Lifting Cables Tangled And Wheels Out Of Tracks

These 2 events normally occur together. It can be the lifting cables coming off the drums that cause the wheels to come out of the tracks, or vice versa. If the tension of the cables on the drums is too loose, the cables can become tangled on the torsion pole and this will cause the door to jam, and the wheels will come out of the tracks. Similarly an obstruction in the tracks can cause the same problem. Typically when this happens, the door will be partially opened or closed, and will be jammed at a non-uniform angle (i.e. one side of the door will be higher than the other). Once the cause of the fault is diagnosed, it can be addressed. The cables can be then refitted or replaced, and wheels can be returned to the tracks.

Ballooning And Coning Of Roller Doors

Ballooning occurs when the curtain on the roller door does not roll up properly and bulges out and away from the central drum when the door is operated. This can be caused by the door being “too light”, and often the addition of weight bars to the door are all that is needed to address the problem. However, the door may not have been correctly pinned when manufactured or installed, or it may be coning (movement along the axle) that is causing the ballooning. These issues can be easily addressed by one of our service technicians.

Impacted Or Bent Panels On Sectional Doors

One of the most common call outs we get is for bent or damaged panels on a sectional garage door. Whether this occurs due to storm damage, a case of bad driving or even malicious damage, bent panels will obviously have a detrimental effect on the efficient operations of the Garage Door, and can be an eyesore as well. In most cases, the damaged panels will need to be replaced with new ones, which need to be manufactured according to the size of your door. In some cases where panels cannot be matched, a complete new door may be needed.

Most household insurance policies will cover the cost of repair or replacement of impacted or storm damaged doors. We are often able to do a temporary fix on the door, and get it operating satisfactorily by bending and bracing the damaged panels, whilst the new panels are being manufactured.

Manual Mode

We always suggest that our customers check that they have properly re-engaged their automatic openers after they have been put into manual mode, before calling out a service technician. It’s not uncommon to be called out to attend to a “faulty” garage door opener only to find that the gearing on the motor has been put into neutral, and then not re-engaged. Most openers have a red chord hanging down from them. A sharp tug on the chord will disengaged the gears, and then another sharp tug will re-engaged the gears and get the opener back into automatic mode.

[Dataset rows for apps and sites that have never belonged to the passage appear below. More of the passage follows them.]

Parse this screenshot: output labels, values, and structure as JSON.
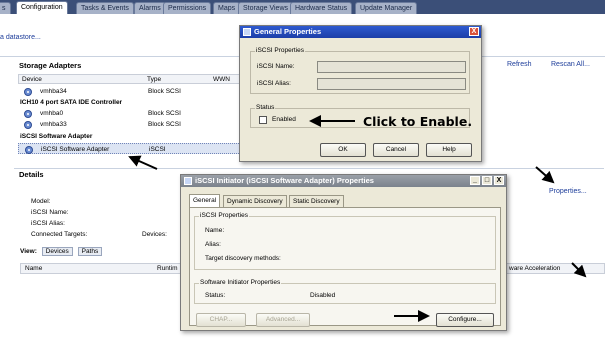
{
  "top_tabs": [
    "Configuration",
    "Tasks & Events",
    "Alarms",
    "Permissions",
    "Maps",
    "Storage Views",
    "Hardware Status",
    "Update Manager"
  ],
  "top_tab_first_partial": "s",
  "datastore_link": "a datastore...",
  "storage_adapters": {
    "title": "Storage Adapters",
    "refresh": "Refresh",
    "rescan": "Rescan All...",
    "columns": [
      "Device",
      "Type",
      "WWN"
    ],
    "rows": [
      {
        "device": "vmhba34",
        "type": "Block SCSI"
      },
      {
        "group": "ICH10 4 port SATA IDE Controller"
      },
      {
        "device": "vmhba0",
        "type": "Block SCSI"
      },
      {
        "device": "vmhba33",
        "type": "Block SCSI"
      },
      {
        "group": "iSCSI Software Adapter"
      },
      {
        "device": "iSCSI Software Adapter",
        "type": "iSCSI"
      }
    ]
  },
  "details": {
    "title": "Details",
    "properties_link": "Properties...",
    "model": "Model:",
    "iscsi_name": "iSCSI Name:",
    "iscsi_alias": "iSCSI Alias:",
    "connected_targets": "Connected Targets:",
    "devices": "Devices:",
    "view_label": "View:",
    "view_devices": "Devices",
    "view_paths": "Paths",
    "grid_cols": [
      "Name",
      "Runtim",
      "ware Acceleration"
    ]
  },
  "general_properties": {
    "title": "General Properties",
    "close": "X",
    "iscsi_properties": "iSCSI Properties",
    "iscsi_name": "iSCSI Name:",
    "iscsi_alias": "iSCSI Alias:",
    "status": "Status",
    "enabled": "Enabled",
    "ok": "OK",
    "cancel": "Cancel",
    "help": "Help"
  },
  "initiator_dialog": {
    "title": "iSCSI Initiator (iSCSI Software Adapter) Properties",
    "min": "_",
    "max": "□",
    "close": "X",
    "tabs": [
      "General",
      "Dynamic Discovery",
      "Static Discovery"
    ],
    "iscsi_properties": "iSCSI Properties",
    "name": "Name:",
    "alias": "Alias:",
    "target_discovery": "Target discovery methods:",
    "software_initiator": "Software Initiator Properties",
    "status_label": "Status:",
    "status_value": "Disabled",
    "chap": "CHAP...",
    "advanced": "Advanced...",
    "configure": "Configure..."
  },
  "annotation": "Click to Enable.",
  "colors": {
    "tabbar": "#3b4f78",
    "link": "#1d3d9a",
    "title_blue": "#2e5ad0",
    "dialog_bg": "#ece9d8"
  }
}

Here are a few more simple guides to promote trouble free operation of your door.

  • Regular visual inspections – every couple of months, make a point of checking over the garage door for signs of wear and tear, rust or damage. Run the motor through its cycle and listen out for unusual sounds, or for anything that sounds rough and “clunky”.
  • Check over the tracks. Tracks should not be greased, but they should be kept clean and shiny.
  • Cables should be inspected for any signs of wear and tear such as fraying, kinking or rusting. They should also be kept clean. If damaged, they must be replaced.
  • Hinges, rollers and springs on the door should be lubricated. One of the most common faults we see is dry and rusted springs. This causes spring coils to stick together during the opening or closing cycle, and your springs will break prematurely.
  • Test the auto reverse feature of the motor regularly. This a safety mechanism on the motor, which ensures the motor will stop closing the door if the door hits an obstruction in the closing cycle. The auto reverse feature can be tested by placing a piece of wood on the floor in the centre of the door opening. Close the door. When the door strikes the piece of wood, it should reverse its cycle automatically, and open.
  • If you have safety features such as eye beam, these should also be kept clean and tested regularly.